*** Begin section ***

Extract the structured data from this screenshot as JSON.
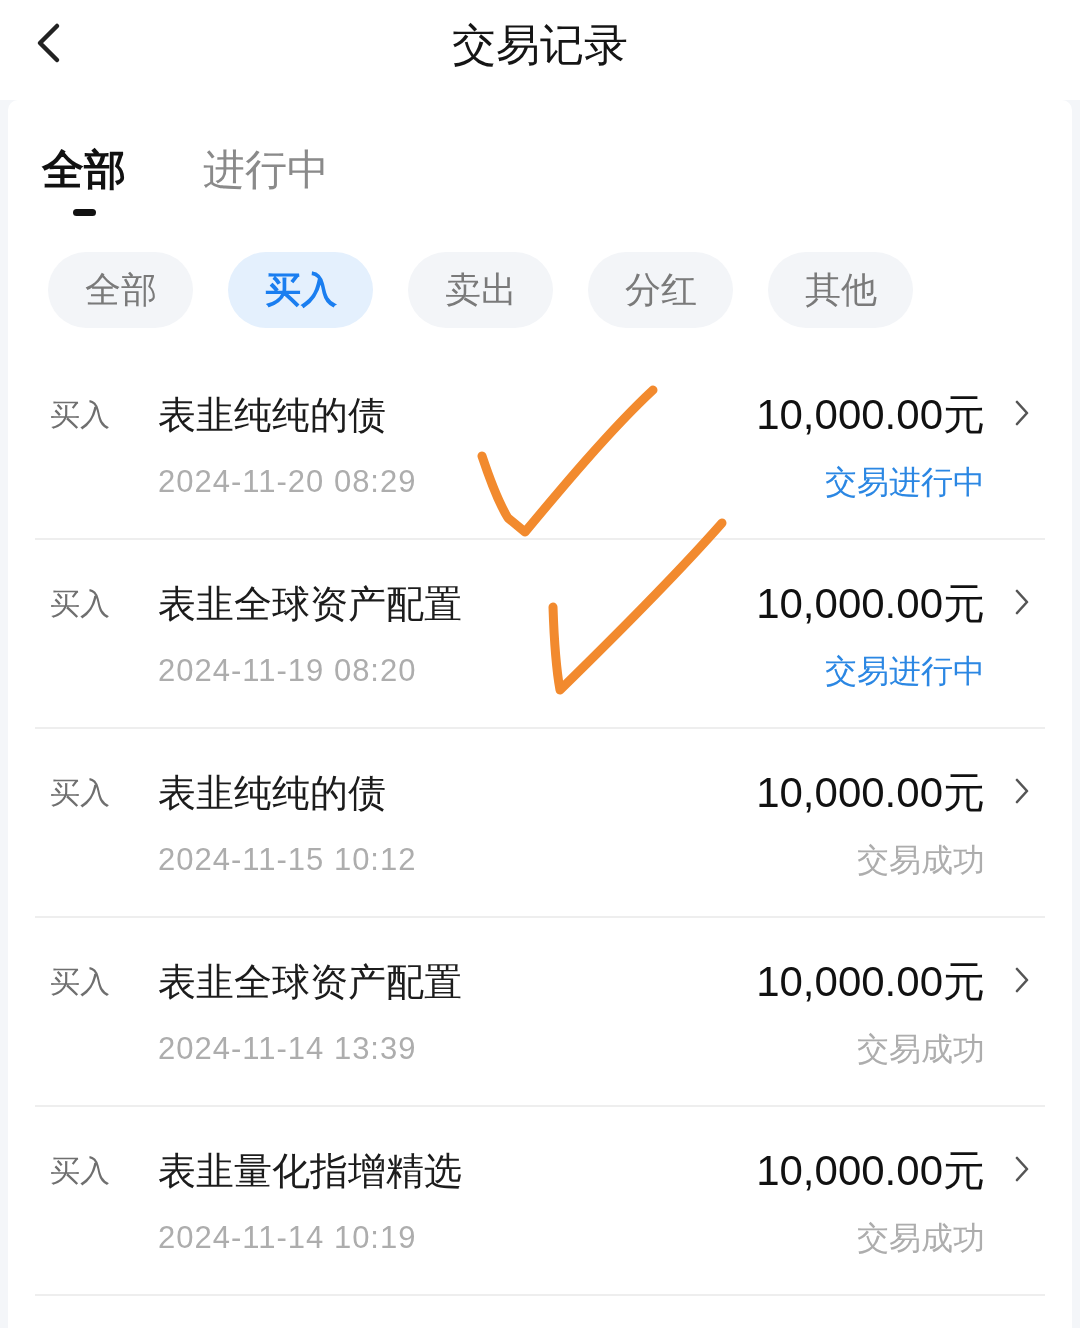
{
  "header": {
    "title": "交易记录"
  },
  "tabs": [
    {
      "label": "全部",
      "selected": true
    },
    {
      "label": "进行中",
      "selected": false
    }
  ],
  "filters": [
    {
      "label": "全部",
      "selected": false
    },
    {
      "label": "买入",
      "selected": true
    },
    {
      "label": "卖出",
      "selected": false
    },
    {
      "label": "分红",
      "selected": false
    },
    {
      "label": "其他",
      "selected": false
    }
  ],
  "transactions": [
    {
      "type": "买入",
      "name": "表韭纯纯的债",
      "time": "2024-11-20 08:29",
      "amount": "10,000.00元",
      "status": "交易进行中",
      "in_progress": true,
      "hand_ticked": true
    },
    {
      "type": "买入",
      "name": "表韭全球资产配置",
      "time": "2024-11-19 08:20",
      "amount": "10,000.00元",
      "status": "交易进行中",
      "in_progress": true,
      "hand_ticked": true
    },
    {
      "type": "买入",
      "name": "表韭纯纯的债",
      "time": "2024-11-15 10:12",
      "amount": "10,000.00元",
      "status": "交易成功",
      "in_progress": false,
      "hand_ticked": false
    },
    {
      "type": "买入",
      "name": "表韭全球资产配置",
      "time": "2024-11-14 13:39",
      "amount": "10,000.00元",
      "status": "交易成功",
      "in_progress": false,
      "hand_ticked": false
    },
    {
      "type": "买入",
      "name": "表韭量化指增精选",
      "time": "2024-11-14 10:19",
      "amount": "10,000.00元",
      "status": "交易成功",
      "in_progress": false,
      "hand_ticked": false
    }
  ]
}
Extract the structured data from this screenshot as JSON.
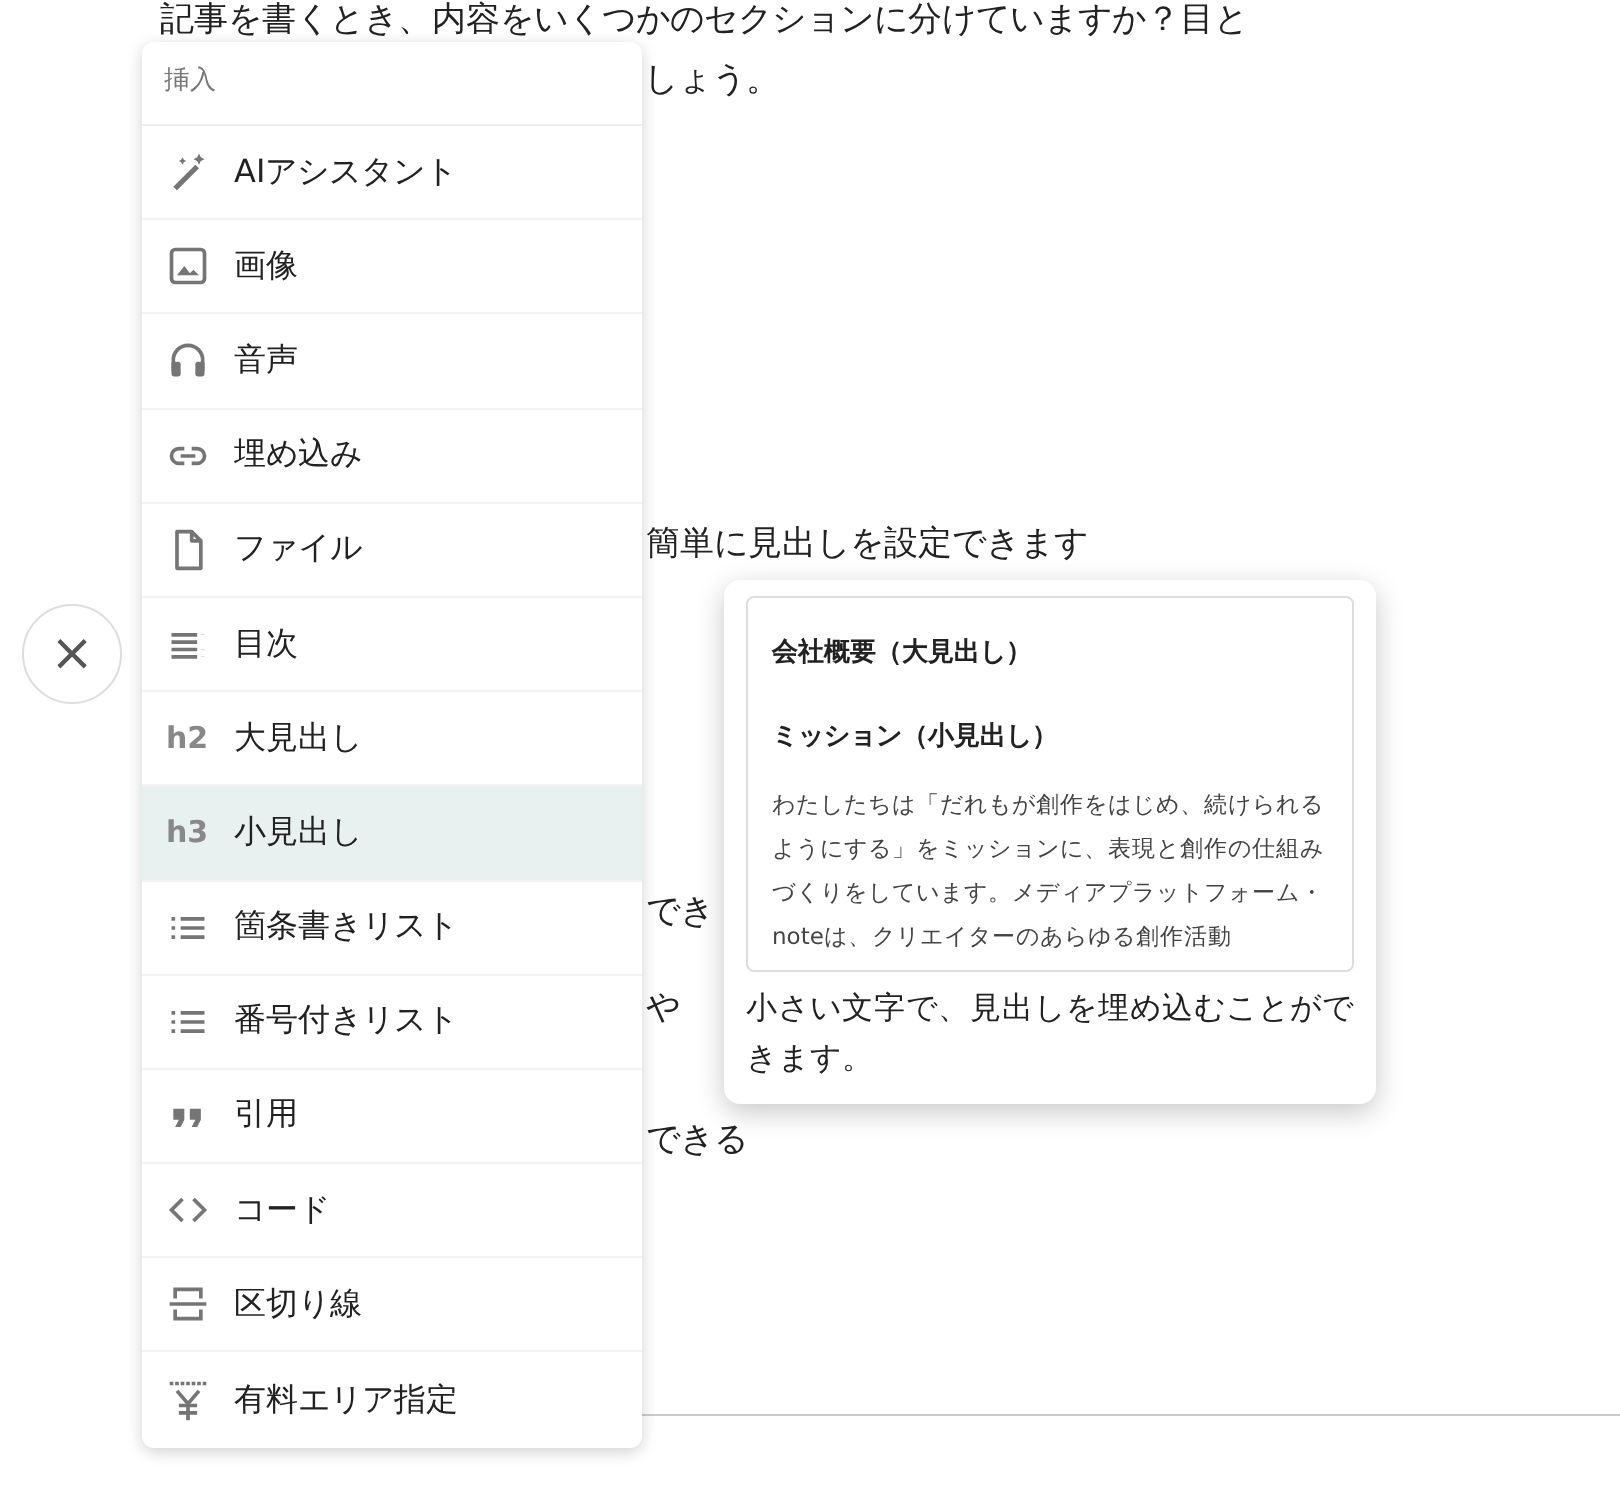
{
  "background_text": [
    {
      "text": "記事を書くとき、内容をいくつかのセクションに分けていますか？目と"
    },
    {
      "text": "しょう。"
    },
    {
      "text": "簡単に見出しを設定できます"
    },
    {
      "text": "でき"
    },
    {
      "text": "や"
    },
    {
      "text": "できる"
    }
  ],
  "close_button": {
    "label": "×"
  },
  "insert_menu": {
    "heading": "挿入",
    "items": [
      {
        "kind": "ai",
        "label": "AIアシスタント",
        "selected": false
      },
      {
        "kind": "image",
        "label": "画像",
        "selected": false
      },
      {
        "kind": "audio",
        "label": "音声",
        "selected": false
      },
      {
        "kind": "embed",
        "label": "埋め込み",
        "selected": false
      },
      {
        "kind": "file",
        "label": "ファイル",
        "selected": false
      },
      {
        "kind": "toc",
        "label": "目次",
        "selected": false
      },
      {
        "kind": "heading",
        "tag": "h2",
        "label": "大見出し",
        "selected": false
      },
      {
        "kind": "heading",
        "tag": "h3",
        "label": "小見出し",
        "selected": true
      },
      {
        "kind": "list",
        "label": "箇条書きリスト",
        "selected": false
      },
      {
        "kind": "list",
        "label": "番号付きリスト",
        "selected": false
      },
      {
        "kind": "quote",
        "label": "引用",
        "selected": false
      },
      {
        "kind": "code",
        "label": "コード",
        "selected": false
      },
      {
        "kind": "divider",
        "label": "区切り線",
        "selected": false
      },
      {
        "kind": "paid",
        "label": "有料エリア指定",
        "selected": false
      }
    ]
  },
  "preview_popup": {
    "preview": {
      "heading": "会社概要（大見出し）",
      "subheading": "ミッション（小見出し）",
      "body": "わたしたちは「だれもが創作をはじめ、続けられるようにする」をミッションに、表現と創作の仕組みづくりをしています。メディアプラットフォーム・noteは、クリエイターのあらゆる創作活動"
    },
    "caption": "小さい文字で、見出しを埋め込むことができます。"
  }
}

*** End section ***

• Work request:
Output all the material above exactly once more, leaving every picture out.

• Expected output:
Extract the structured data from this screenshot as JSON.
{
  "header": {
    "title": "交易记录"
  },
  "tabs": [
    {
      "label": "全部",
      "selected": true
    },
    {
      "label": "进行中",
      "selected": false
    }
  ],
  "filters": [
    {
      "label": "全部",
      "selected": false
    },
    {
      "label": "买入",
      "selected": true
    },
    {
      "label": "卖出",
      "selected": false
    },
    {
      "label": "分红",
      "selected": false
    },
    {
      "label": "其他",
      "selected": false
    }
  ],
  "transactions": [
    {
      "type": "买入",
      "name": "表韭纯纯的债",
      "time": "2024-11-20 08:29",
      "amount": "10,000.00元",
      "status": "交易进行中",
      "in_progress": true,
      "hand_ticked": true
    },
    {
      "type": "买入",
      "name": "表韭全球资产配置",
      "time": "2024-11-19 08:20",
      "amount": "10,000.00元",
      "status": "交易进行中",
      "in_progress": true,
      "hand_ticked": true
    },
    {
      "type": "买入",
      "name": "表韭纯纯的债",
      "time": "2024-11-15 10:12",
      "amount": "10,000.00元",
      "status": "交易成功",
      "in_progress": false,
      "hand_ticked": false
    },
    {
      "type": "买入",
      "name": "表韭全球资产配置",
      "time": "2024-11-14 13:39",
      "amount": "10,000.00元",
      "status": "交易成功",
      "in_progress": false,
      "hand_ticked": false
    },
    {
      "type": "买入",
      "name": "表韭量化指增精选",
      "time": "2024-11-14 10:19",
      "amount": "10,000.00元",
      "status": "交易成功",
      "in_progress": false,
      "hand_ticked": false
    }
  ]
}
Extract the structured data from this screenshot as JSON.
{
  "background_text": [
    {
      "text": "記事を書くとき、内容をいくつかのセクションに分けていますか？目と"
    },
    {
      "text": "しょう。"
    },
    {
      "text": "簡単に見出しを設定できます"
    },
    {
      "text": "でき"
    },
    {
      "text": "や"
    },
    {
      "text": "できる"
    }
  ],
  "close_button": {
    "label": "×"
  },
  "insert_menu": {
    "heading": "挿入",
    "items": [
      {
        "kind": "ai",
        "label": "AIアシスタント",
        "selected": false
      },
      {
        "kind": "image",
        "label": "画像",
        "selected": false
      },
      {
        "kind": "audio",
        "label": "音声",
        "selected": false
      },
      {
        "kind": "embed",
        "label": "埋め込み",
        "selected": false
      },
      {
        "kind": "file",
        "label": "ファイル",
        "selected": false
      },
      {
        "kind": "toc",
        "label": "目次",
        "selected": false
      },
      {
        "kind": "heading",
        "tag": "h2",
        "label": "大見出し",
        "selected": false
      },
      {
        "kind": "heading",
        "tag": "h3",
        "label": "小見出し",
        "selected": true
      },
      {
        "kind": "list",
        "label": "箇条書きリスト",
        "selected": false
      },
      {
        "kind": "list",
        "label": "番号付きリスト",
        "selected": false
      },
      {
        "kind": "quote",
        "label": "引用",
        "selected": false
      },
      {
        "kind": "code",
        "label": "コード",
        "selected": false
      },
      {
        "kind": "divider",
        "label": "区切り線",
        "selected": false
      },
      {
        "kind": "paid",
        "label": "有料エリア指定",
        "selected": false
      }
    ]
  },
  "preview_popup": {
    "preview": {
      "heading": "会社概要（大見出し）",
      "subheading": "ミッション（小見出し）",
      "body": "わたしたちは「だれもが創作をはじめ、続けられるようにする」をミッションに、表現と創作の仕組みづくりをしています。メディアプラットフォーム・noteは、クリエイターのあらゆる創作活動"
    },
    "caption": "小さい文字で、見出しを埋め込むことができます。"
  }
}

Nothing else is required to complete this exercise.